=== Saved data entries ===
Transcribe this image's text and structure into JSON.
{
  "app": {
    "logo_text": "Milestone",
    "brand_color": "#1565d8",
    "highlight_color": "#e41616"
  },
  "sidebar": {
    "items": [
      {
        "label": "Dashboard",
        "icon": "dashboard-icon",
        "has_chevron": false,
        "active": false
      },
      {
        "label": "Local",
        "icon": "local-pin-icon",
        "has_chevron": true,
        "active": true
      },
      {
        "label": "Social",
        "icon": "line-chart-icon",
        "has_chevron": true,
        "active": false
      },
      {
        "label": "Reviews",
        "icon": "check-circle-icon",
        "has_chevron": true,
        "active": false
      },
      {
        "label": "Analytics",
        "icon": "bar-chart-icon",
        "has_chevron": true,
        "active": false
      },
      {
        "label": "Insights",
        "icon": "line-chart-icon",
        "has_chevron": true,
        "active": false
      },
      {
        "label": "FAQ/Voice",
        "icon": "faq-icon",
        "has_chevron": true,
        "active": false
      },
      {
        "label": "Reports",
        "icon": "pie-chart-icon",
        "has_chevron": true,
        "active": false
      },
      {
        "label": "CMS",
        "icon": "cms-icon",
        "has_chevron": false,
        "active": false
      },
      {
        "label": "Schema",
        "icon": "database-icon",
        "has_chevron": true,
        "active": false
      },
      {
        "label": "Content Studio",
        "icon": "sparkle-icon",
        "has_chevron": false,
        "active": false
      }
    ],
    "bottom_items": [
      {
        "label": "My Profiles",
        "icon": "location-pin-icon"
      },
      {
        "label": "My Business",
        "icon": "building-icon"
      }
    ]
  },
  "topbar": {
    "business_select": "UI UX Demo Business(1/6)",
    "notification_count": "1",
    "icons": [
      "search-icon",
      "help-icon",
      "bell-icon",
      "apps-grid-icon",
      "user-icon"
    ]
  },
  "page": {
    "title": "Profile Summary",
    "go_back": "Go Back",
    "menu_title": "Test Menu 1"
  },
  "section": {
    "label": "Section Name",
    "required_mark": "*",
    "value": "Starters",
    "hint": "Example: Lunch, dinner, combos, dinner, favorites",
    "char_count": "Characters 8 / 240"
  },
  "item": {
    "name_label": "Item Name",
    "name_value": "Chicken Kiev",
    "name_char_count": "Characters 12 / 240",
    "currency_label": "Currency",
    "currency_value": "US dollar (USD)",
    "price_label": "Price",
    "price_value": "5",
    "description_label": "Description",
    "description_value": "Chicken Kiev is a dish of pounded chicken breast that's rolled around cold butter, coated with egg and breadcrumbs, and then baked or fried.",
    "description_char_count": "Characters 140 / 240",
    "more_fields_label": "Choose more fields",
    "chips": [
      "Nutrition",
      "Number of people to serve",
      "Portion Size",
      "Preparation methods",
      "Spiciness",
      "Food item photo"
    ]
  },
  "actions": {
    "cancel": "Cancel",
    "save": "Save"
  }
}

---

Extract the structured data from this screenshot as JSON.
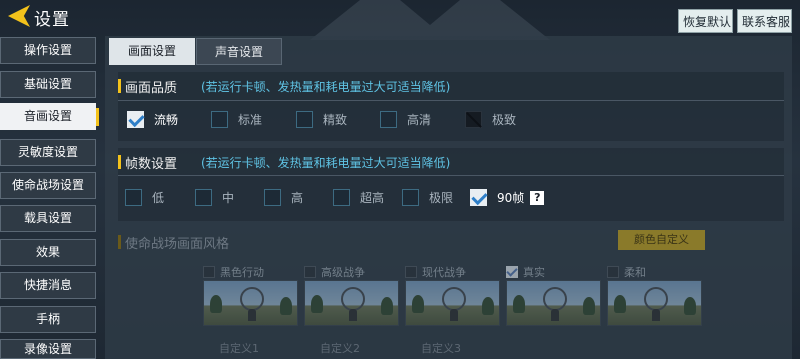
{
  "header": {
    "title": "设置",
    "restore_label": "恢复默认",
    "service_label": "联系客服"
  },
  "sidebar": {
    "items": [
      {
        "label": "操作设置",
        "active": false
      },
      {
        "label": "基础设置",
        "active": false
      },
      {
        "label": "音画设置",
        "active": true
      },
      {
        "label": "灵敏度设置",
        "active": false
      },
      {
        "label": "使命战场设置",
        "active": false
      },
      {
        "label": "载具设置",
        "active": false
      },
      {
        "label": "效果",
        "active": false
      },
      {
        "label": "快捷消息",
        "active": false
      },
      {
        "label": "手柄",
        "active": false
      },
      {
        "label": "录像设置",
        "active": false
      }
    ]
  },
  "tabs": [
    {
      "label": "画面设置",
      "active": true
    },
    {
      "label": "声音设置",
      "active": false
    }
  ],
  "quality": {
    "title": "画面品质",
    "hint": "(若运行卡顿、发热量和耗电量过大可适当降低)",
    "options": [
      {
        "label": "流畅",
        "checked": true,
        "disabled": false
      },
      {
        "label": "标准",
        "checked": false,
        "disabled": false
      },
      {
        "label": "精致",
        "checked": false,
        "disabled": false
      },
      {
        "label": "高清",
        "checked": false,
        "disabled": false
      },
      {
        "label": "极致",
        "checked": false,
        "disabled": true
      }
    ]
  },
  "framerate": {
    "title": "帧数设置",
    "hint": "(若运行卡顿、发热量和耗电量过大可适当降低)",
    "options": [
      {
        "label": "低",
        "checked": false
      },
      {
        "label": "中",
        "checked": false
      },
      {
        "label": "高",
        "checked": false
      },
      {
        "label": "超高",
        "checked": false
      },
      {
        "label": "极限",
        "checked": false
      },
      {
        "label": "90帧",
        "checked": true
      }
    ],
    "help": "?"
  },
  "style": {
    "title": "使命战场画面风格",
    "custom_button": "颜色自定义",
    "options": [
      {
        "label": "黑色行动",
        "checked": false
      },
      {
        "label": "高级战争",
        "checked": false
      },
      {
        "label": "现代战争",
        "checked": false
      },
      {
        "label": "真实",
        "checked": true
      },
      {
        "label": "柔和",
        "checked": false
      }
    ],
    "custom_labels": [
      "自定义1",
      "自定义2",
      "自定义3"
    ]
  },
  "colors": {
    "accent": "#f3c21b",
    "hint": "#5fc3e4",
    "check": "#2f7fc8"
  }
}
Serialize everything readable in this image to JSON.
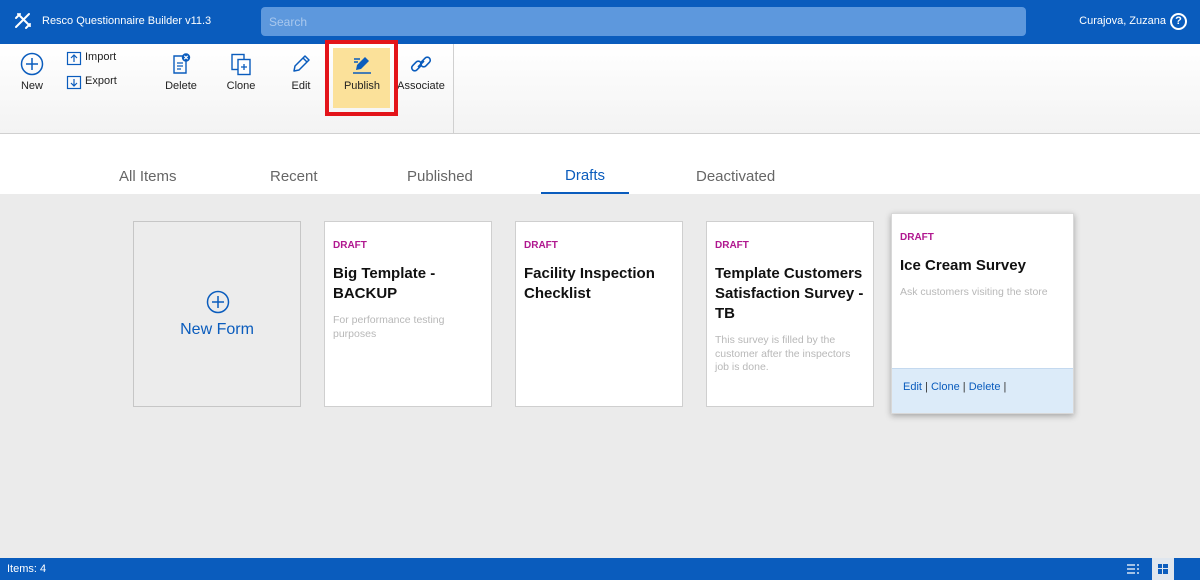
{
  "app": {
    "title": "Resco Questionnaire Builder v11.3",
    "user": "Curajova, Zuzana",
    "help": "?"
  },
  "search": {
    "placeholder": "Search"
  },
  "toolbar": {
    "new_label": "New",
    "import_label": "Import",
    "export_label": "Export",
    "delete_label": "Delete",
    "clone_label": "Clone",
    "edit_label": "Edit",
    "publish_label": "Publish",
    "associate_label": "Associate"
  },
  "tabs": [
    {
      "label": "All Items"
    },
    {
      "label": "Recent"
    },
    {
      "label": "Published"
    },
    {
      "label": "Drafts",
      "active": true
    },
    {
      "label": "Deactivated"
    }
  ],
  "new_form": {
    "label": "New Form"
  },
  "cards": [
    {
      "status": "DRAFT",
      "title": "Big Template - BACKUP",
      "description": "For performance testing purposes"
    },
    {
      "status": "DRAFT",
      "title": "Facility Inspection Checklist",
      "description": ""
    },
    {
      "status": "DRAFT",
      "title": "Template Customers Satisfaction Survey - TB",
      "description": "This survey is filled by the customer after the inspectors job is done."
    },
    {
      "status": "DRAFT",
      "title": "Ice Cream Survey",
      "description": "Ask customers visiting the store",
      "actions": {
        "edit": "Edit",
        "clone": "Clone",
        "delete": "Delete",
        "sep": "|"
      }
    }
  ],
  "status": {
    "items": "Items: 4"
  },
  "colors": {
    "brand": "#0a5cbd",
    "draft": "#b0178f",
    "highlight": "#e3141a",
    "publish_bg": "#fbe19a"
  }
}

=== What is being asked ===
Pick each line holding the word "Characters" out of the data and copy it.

=== Task output ===
    "char_count": "Characters 8 / 240"
    "name_char_count": "Characters 12 / 240",
    "description_char_count": "Characters 140 / 240",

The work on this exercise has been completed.